  • The OIG is finalizing, with modifications, a new safe harbor to be located at § 1001.952(hh) for patient engagement tools and support furnished by a participant in a value-based enterprise to a patient in a target patient population. Notably, this new safe harbor uses the same ineligible entities list as the value-based safe harbors, described above, and also includes an avenue for manufacturers of devices or medical supplies to provide digital health technology.

CMS-Sponsored Models Safe Harbor

  • The OIG finalized, with modifications, a new safe harbor to be located at § 1001.952(ii) for CMS-sponsored model arrangements and CMS-sponsored model patient incentives that would require OIG fraud and abuse waivers. This new safe harbor is intended to provide greater predictability model participants and uniformity across CMS models as well as limit the need for separate OIG fraud and abuse waivers for future CMS-sponsored models.

Cybersecurity Technology and Services Safe Harbor

  • The OIG is finalizing, with modifications, a new safe harbor to be located at § 1001.952(jj) for remuneration in the form of cybersecurity technology and services. This safe harbor is aimed to foster improvement of cybersecurity in the health care industry and is available to all types individuals and entities.  CMS established a similar exception to the Stark Law.

Electronic Health Records Safe Harbor

  • The OIG finalized its proposal, with modification, to amend the existing electronic health records items and services safe harbor located at § 1001.952(y). The finalized changes are intended to update and remove provisions regarding interoperability.  The OIG is removing the sunset provision as well as the prohibition on donation of equivalent technology.  The OIG further clarifies protections for cybersecurity technology and services included in an EHR arrangement.

Personal Services and Management Contracts and Outcomes-Based Payments
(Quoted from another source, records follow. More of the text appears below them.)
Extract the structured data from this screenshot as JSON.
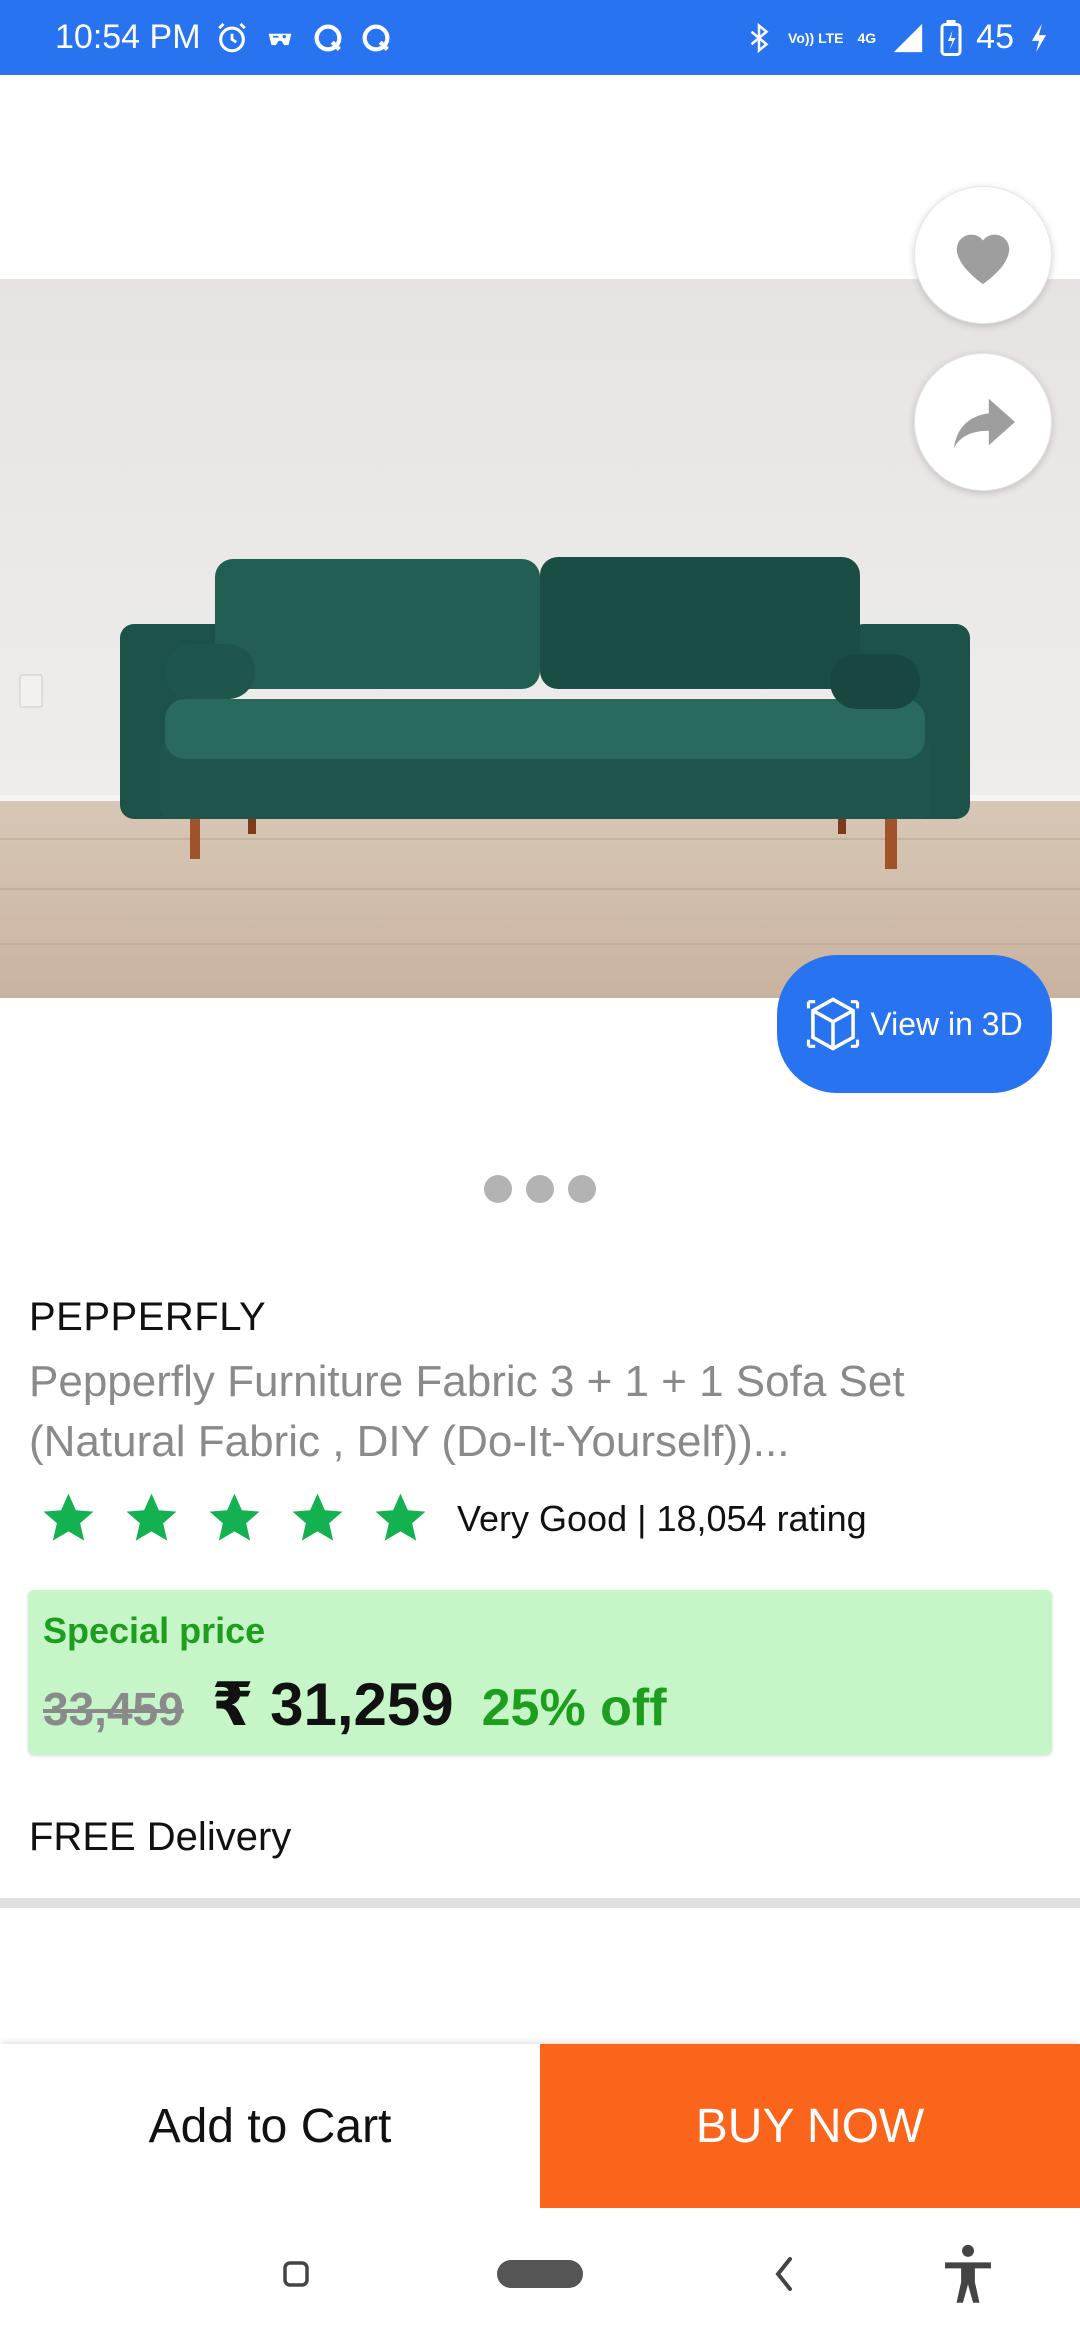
{
  "status_bar": {
    "time": "10:54 PM",
    "battery": "45",
    "network": "4G",
    "volte": "Vo)) LTE"
  },
  "product": {
    "brand": "PEPPERFLY",
    "title": "Pepperfly Furniture Fabric 3 + 1 + 1 Sofa Set (Natural Fabric , DIY (Do-It-Yourself))...",
    "rating_stars": 5,
    "rating_text": "Very Good | 18,054 rating",
    "image_count": 3,
    "view_3d_label": "View in 3D"
  },
  "price": {
    "label": "Special price",
    "original": "33,459",
    "current": "₹ 31,259",
    "discount": "25% off"
  },
  "delivery": "FREE Delivery",
  "actions": {
    "add_to_cart": "Add to Cart",
    "buy_now": "BUY NOW"
  },
  "colors": {
    "primary": "#2874f0",
    "buy_now": "#fb641b",
    "price_bg": "#c6f6c8",
    "discount_green": "#1e9e1e",
    "star_green": "#14b150"
  }
}
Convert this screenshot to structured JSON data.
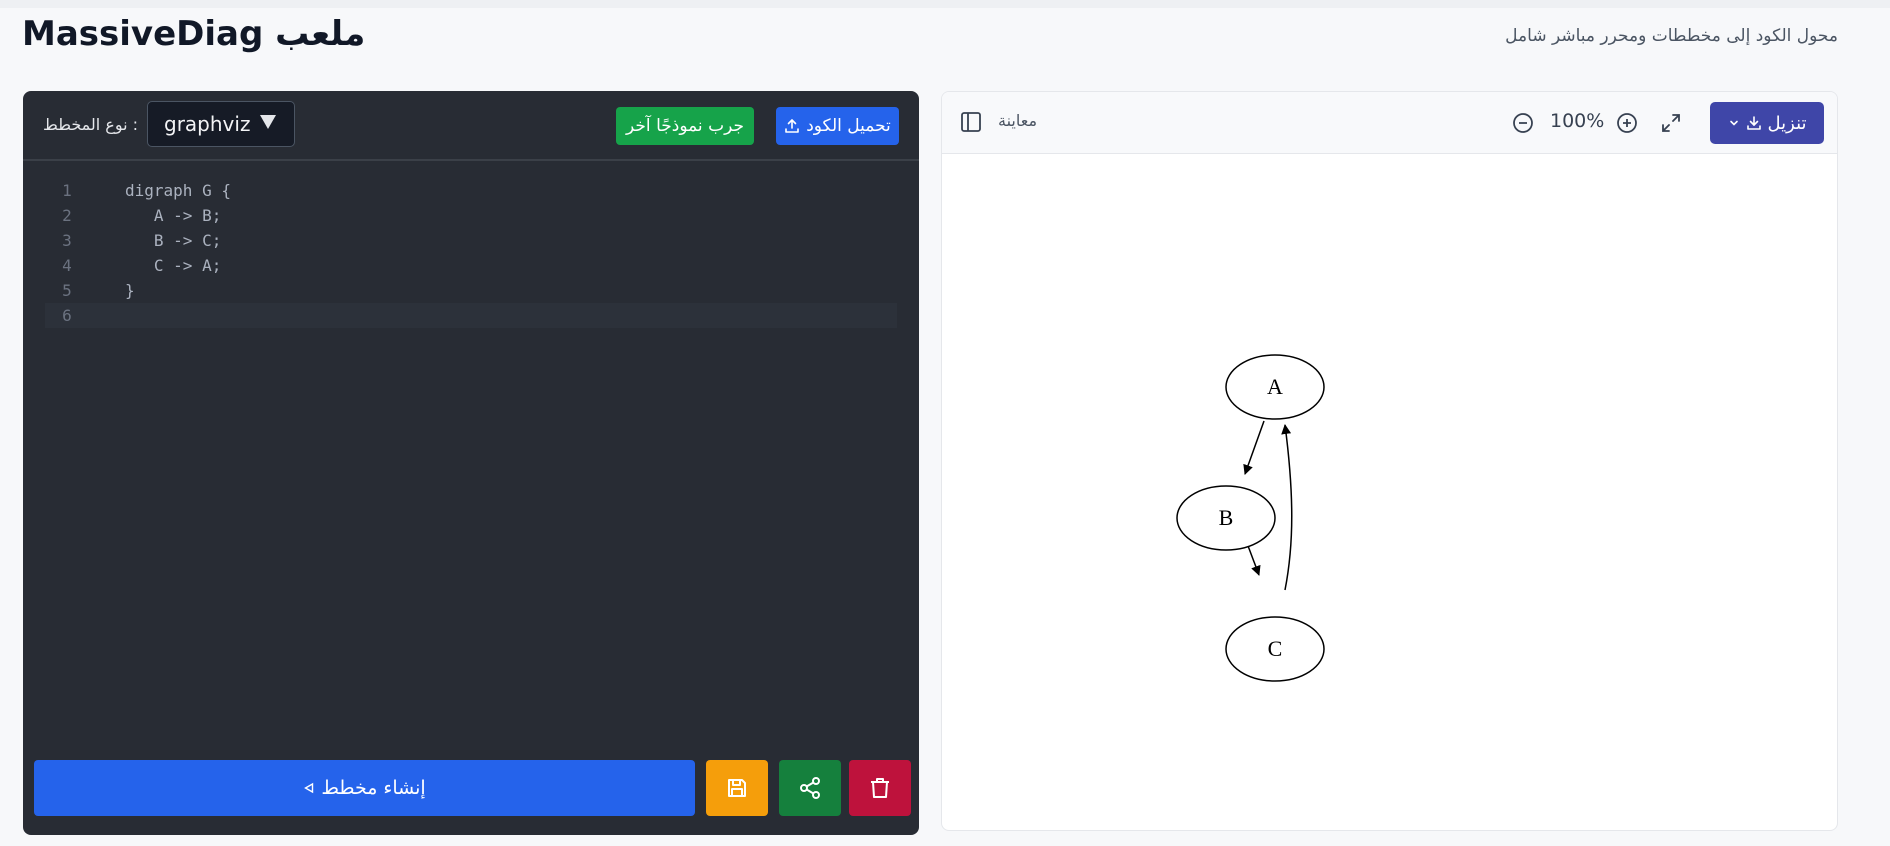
{
  "header": {
    "title": "MassiveDiag ملعب",
    "subtitle": "محول الكود إلى مخططات ومحرر مباشر شامل"
  },
  "editor": {
    "diagram_type_label": ": نوع المخطط",
    "diagram_type_value": "graphviz",
    "sample_button": "جرب نموذجًا آخر",
    "upload_button": "تحميل الكود",
    "lines": [
      {
        "n": "1",
        "text": "digraph G {"
      },
      {
        "n": "2",
        "text": "   A -> B;"
      },
      {
        "n": "3",
        "text": "   B -> C;"
      },
      {
        "n": "4",
        "text": "   C -> A;"
      },
      {
        "n": "5",
        "text": "}"
      },
      {
        "n": "6",
        "text": ""
      }
    ],
    "generate_button": "إنشاء مخطط"
  },
  "preview": {
    "label": "معاينة",
    "zoom": "100%",
    "download_button": "تنزيل",
    "nodes": [
      "A",
      "B",
      "C"
    ]
  },
  "colors": {
    "primary": "#2563eb",
    "success": "#16a34a",
    "warning": "#f59e0b",
    "danger": "#be123c",
    "download": "#3f46a8",
    "editor_bg": "#282c34"
  }
}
  • The OIG is finalizing is finalizing its proposal, without modification, to make changes to the existing personal services and management contracts safe harbor located § 1001.952(d)(1) to increase flexibility for part-time or sporadic arrangements and arrangements for which aggregate compensation is not known in advance.
  • The OIG is also finalizing, with modifications, new protection for outcomes-based payments to be located § 1001.952(d)(2). This new safe harbor for outcomes-based payments protects payments tied to achieving measurable outcomes that improve patient or population health or appropriately reduce payor costs. Entities that are ineligible for the value-based safe harbors are also ineligible for protection under this new safe harbor.


  • The OIG finalized its proposal, without modification, to amend the existing warranties safe harbor located at § 1001.952(g) by revising the definition of “warranty” and to provide protection for warranties for one or more items and related services.

Local Transportation

  • The OIG is finalizing, with modifications, to revise the existing local transportation furnished for beneficiaries safe harbor located at § 1001.952(bb) to expand mileage limits for rural areas (up to 75 miles) and to eliminate mileage limits for transportation to convey patients discharged from the hospital to their place of residence.  The OIG provide additional clarification that the safe harbor is available for transportation provided via ride-share arrangements.

ACO Beneficiary Incentives

  • Finally, the OIG is also codifying, without modification, the statutory exception to the definition of “remuneration” at section 1128B(b)(3)(K) of the Social Security Act related to ACO Beneficiary Incentive Programs for the Medicare Shared Savings Program to be located at § 1001.952(kk).